It’s like with your driving license. When I passed my driving exams, yes, it meant that I knew how to parallel-park, the instructor showed me and by copying his movements, I did it correctly. A few years into the future now, and countless instances of parallel parking later, I can assure you that the level of proficiency and ease with which I can now perform this task, can’t even be compared with that first time. It’s exactly like that with the mask (or any other diving skill)… repetition makes us better, shows us our mistakes and weaknesses, and makes it look effortless by engaging out muscle-memory.
Don’t get me wrong, you don’t have to take your dive buddy and head into the water with the sole intention of performing training exercises at 15 ft. but why not use the minutes of the safety stop to spruce up on those skills?
Another way of developing our skills is by observing divers more skilled than us and implementing any traits that we think is a match to our personality and way of diving. The way simple… “How can I do that too?” and more often than not, a few minutes later (sometimes, maybe a course later) you will have learned something new.
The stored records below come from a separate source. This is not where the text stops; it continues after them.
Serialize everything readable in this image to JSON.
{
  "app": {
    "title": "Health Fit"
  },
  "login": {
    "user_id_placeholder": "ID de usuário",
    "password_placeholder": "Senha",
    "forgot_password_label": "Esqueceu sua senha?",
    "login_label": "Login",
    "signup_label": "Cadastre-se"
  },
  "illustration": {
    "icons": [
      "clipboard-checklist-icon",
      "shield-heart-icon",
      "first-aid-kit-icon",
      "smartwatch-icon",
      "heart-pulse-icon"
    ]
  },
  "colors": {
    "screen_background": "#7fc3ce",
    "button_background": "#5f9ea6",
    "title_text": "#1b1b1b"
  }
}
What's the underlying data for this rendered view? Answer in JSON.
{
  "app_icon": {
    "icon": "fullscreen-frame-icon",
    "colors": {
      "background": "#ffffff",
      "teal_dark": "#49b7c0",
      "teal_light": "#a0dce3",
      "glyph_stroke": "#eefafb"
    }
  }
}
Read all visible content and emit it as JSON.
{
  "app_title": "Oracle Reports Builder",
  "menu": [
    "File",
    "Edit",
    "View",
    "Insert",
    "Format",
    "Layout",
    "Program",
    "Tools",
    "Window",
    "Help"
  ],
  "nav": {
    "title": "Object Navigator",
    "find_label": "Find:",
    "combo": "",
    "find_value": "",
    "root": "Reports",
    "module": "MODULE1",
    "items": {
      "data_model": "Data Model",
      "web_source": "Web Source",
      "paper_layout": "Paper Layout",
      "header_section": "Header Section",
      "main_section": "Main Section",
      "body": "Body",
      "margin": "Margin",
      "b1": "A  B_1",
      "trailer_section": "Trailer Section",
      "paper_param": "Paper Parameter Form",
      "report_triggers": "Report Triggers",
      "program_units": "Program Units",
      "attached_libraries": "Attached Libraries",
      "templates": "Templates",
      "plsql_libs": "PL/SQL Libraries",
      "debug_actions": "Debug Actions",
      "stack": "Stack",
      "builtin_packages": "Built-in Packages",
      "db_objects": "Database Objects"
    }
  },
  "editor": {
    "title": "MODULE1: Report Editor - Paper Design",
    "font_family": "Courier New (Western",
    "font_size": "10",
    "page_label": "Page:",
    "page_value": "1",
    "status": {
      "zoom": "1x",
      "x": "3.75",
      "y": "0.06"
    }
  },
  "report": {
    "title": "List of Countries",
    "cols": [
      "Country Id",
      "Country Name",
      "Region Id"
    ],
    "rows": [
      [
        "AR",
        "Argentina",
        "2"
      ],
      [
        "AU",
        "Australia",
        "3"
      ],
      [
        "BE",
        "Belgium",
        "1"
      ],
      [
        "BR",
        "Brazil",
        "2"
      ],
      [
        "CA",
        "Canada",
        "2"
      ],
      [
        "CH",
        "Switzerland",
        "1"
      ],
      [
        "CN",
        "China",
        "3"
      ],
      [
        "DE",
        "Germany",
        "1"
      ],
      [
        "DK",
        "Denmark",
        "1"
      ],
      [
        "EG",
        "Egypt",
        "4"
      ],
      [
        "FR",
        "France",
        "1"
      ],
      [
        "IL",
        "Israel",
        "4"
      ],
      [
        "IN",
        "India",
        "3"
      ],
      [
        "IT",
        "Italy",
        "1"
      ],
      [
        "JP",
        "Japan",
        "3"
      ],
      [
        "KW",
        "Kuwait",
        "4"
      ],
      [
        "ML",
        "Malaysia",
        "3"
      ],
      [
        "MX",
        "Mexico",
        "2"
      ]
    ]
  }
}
I wanna leave you with 2 pieces of advice, gained from my own experiences:
Evolution will come… but only if you ask for it! When redoing a task/skill pay attention to each step of the way, so you can close in on your ‘problematic’ area and make the necessary changes to ultimately improve the task as a whole.
Evolution will come… through observation! Our buddy, as an outside observer, is more adept at pointing out our mistakes, so listen to them, talk with them and learn through them.
Here’s to our evolution!